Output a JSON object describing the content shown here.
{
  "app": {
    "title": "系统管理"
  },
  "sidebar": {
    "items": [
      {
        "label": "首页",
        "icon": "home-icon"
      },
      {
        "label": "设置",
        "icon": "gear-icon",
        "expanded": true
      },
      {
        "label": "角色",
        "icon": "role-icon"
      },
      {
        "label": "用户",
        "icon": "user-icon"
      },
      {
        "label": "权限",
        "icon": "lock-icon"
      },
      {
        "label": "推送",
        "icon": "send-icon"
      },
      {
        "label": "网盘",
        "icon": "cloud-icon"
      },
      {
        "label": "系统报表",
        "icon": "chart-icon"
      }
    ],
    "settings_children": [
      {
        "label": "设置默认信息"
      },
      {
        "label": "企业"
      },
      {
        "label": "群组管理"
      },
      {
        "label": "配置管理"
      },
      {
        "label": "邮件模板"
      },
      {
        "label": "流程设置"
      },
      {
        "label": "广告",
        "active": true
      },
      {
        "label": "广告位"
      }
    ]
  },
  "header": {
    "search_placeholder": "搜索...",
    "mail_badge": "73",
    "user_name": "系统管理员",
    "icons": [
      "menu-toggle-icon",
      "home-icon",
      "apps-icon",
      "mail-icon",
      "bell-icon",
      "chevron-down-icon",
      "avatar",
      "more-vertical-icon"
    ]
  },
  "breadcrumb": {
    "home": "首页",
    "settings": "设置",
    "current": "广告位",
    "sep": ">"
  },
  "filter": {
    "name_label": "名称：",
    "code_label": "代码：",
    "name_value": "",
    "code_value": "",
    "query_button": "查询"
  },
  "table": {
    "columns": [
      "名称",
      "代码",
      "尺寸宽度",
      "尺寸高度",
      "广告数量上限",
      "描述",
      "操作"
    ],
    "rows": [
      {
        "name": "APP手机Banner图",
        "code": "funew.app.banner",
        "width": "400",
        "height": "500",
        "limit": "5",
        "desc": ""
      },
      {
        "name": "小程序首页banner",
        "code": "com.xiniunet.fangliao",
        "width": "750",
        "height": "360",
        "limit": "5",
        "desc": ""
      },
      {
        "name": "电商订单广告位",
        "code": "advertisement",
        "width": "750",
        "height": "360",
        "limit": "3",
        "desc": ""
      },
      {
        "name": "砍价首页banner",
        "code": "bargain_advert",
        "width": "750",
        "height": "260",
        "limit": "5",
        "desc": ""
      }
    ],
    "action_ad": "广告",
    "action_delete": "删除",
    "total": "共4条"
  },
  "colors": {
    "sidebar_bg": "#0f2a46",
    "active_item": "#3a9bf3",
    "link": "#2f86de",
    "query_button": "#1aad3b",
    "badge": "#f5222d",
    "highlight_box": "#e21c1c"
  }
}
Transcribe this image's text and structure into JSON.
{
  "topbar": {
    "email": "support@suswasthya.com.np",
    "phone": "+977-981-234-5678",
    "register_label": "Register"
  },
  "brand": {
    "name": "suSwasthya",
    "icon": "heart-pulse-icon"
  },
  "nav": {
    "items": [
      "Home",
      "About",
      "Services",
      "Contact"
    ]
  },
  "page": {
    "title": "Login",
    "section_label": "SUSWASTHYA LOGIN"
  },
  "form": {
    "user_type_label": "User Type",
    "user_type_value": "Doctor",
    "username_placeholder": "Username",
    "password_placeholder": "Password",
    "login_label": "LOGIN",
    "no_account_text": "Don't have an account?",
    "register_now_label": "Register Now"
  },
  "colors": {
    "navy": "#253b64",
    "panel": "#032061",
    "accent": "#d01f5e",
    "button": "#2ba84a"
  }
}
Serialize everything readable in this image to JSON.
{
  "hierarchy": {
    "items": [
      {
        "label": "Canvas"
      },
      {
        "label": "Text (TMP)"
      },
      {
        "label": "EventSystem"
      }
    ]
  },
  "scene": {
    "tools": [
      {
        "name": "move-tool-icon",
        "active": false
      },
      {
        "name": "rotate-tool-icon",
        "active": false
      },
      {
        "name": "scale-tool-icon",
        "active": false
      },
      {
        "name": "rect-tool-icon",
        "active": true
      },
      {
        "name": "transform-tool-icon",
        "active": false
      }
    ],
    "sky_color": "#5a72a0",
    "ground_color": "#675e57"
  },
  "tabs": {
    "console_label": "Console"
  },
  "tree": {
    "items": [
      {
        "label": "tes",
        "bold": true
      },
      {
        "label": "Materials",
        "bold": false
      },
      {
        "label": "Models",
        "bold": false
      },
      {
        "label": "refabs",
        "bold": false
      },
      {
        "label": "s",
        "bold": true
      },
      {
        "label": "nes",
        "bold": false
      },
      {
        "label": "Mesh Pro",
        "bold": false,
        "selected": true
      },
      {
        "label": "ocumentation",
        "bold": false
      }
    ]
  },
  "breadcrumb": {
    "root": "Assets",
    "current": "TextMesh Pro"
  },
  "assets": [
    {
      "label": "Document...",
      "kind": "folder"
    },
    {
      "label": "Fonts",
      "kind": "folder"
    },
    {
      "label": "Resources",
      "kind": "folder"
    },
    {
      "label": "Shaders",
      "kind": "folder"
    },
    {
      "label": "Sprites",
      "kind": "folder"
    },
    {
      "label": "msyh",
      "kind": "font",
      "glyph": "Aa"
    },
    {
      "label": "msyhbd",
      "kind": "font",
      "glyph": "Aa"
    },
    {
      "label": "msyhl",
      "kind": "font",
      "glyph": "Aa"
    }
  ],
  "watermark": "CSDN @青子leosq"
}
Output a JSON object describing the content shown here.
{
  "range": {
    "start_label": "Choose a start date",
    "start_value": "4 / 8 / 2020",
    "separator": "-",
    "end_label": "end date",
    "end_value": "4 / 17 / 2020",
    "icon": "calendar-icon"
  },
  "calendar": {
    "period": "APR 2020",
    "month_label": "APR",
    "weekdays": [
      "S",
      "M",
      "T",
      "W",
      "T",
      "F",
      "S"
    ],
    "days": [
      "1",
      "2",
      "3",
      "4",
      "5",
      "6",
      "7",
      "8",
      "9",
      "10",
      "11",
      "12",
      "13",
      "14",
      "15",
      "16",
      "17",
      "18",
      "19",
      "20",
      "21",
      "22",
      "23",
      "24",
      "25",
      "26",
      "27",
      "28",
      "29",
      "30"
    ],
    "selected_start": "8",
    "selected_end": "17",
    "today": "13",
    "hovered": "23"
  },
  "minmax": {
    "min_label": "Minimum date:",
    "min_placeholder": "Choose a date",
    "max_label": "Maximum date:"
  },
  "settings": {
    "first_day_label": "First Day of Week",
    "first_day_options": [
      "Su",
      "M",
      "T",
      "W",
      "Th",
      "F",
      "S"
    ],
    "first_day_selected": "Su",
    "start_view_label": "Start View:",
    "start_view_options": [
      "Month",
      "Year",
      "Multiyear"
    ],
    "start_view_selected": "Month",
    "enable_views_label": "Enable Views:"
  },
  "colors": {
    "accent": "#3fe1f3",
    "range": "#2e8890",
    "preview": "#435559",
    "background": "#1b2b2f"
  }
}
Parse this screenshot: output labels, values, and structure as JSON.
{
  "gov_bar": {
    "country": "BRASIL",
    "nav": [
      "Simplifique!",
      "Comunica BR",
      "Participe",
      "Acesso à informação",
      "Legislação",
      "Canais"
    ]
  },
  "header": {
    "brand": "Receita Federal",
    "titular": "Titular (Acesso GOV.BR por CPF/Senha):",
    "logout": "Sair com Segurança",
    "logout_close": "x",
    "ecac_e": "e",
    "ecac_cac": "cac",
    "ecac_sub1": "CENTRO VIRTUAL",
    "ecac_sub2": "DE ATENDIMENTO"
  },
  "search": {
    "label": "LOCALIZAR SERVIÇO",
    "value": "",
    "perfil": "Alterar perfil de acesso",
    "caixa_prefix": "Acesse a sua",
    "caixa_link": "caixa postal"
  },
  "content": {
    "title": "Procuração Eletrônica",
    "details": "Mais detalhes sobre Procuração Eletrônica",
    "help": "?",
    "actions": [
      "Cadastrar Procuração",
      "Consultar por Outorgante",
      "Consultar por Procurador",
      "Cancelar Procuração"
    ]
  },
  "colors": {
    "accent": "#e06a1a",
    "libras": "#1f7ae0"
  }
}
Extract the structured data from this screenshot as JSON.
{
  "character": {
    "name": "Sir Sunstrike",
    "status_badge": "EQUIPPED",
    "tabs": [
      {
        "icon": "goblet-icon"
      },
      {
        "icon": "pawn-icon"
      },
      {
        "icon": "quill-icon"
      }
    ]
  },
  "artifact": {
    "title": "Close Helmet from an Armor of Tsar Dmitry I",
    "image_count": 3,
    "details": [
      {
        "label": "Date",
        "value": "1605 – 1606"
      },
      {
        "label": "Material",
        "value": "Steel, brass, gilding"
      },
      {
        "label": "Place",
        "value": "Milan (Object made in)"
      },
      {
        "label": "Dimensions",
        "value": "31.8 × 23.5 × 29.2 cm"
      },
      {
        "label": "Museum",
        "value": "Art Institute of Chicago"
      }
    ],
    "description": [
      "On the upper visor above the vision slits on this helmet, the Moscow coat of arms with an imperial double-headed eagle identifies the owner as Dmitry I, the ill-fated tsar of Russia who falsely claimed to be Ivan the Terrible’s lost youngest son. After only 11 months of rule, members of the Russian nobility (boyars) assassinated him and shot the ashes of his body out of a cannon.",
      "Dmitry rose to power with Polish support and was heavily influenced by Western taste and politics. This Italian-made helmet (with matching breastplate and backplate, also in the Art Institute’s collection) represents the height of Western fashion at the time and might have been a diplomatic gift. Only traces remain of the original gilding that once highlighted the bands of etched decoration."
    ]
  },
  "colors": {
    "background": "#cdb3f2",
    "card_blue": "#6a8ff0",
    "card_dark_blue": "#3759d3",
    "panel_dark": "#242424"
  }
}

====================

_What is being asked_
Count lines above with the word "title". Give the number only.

_Answer space_
4